July 23, 2016
by Chris Randall
This week's Tech Time is a more sophisticated version of something I touched on in the last Push 2 / Modular video, making polysynth patches from a mono analog. I show my whole workflow, from initial sample to laying it in the mix.
The channel is starting to get a little momentum; I'll do my Cranky Old Man video on Sunday.
July 10, 2016
by Chris Randall
A slightly less esoteric Tech_Talk this week. My own personal workflow for dumping Eurorack tracks to Live for further production. This is kind of quasi-basic, I think, but I do get a lot of people asking me how I do it, so I guess it's something that people find interesting.
Looking for topics for next week's Tech_Talk and Weekly. Hook a brother up!
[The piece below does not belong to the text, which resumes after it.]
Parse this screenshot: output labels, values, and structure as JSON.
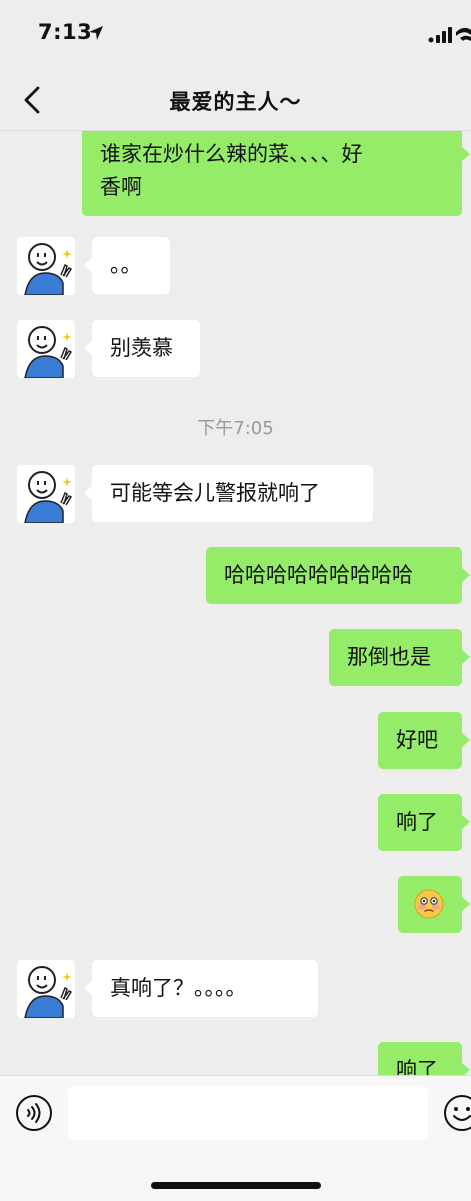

April 2, 2015
by Chris Randall
As you've no doubt seen if you follow me on Twitter or Facebook or down the street in real life or whatever, we've been busy shipping our new module, Odio, which is a little 2-in, 2-out audio interface for using iOS devices in your Eurorack kit. Entirely coincidental to this, but alarmingly convenient, Chris Carlson finally updated his excellent Borderlands granular synth for iPad to v2.0.
Never was a match more made in Heaven than Odio and Borderlands, as Marcus Fischer's post yesterday on his excellent Dust Breeding blog proved. I thought a little video demo of using Borderlands with Odio might be appropo, so after my shipping chores were done for the day, I busted the above out.
In the video, the analog synth melody is coming from my full boat of WMD/SSF modules I just got this week, the hi-hat is coming from our Mad Hatter module, and the speech synthesis is courtesy of a prototype module I'm currently researching that runs a full emulation of the TI speech synthesis chip. (In other words, those aren't samples, at least in the traditional sense of the word.) The whole mess is sequenced via Sequencer 1.
You can hear in the beginning that the synth line is passing through the iPad via the AudioBus app. After a moment, I instance Borderlands. Since Borderlands is a synth, and not a real-time effect, the audio is interrupted. I then flip to the Borderlands instance, and record a couple measures of the synth line.
After fooling with that for a bit, I then move the speech synthesizer's output from the mixer to Odio, and record a bit of it, while I'm twiddling knobs on the prototype. What happens after that should be pretty self-evident from watching the video.
Anyhow, I think the video shows how powerful the Odio/Borderlands combination is. If you'd like to see videos of other iPad-based software in use, let me know your specific requests.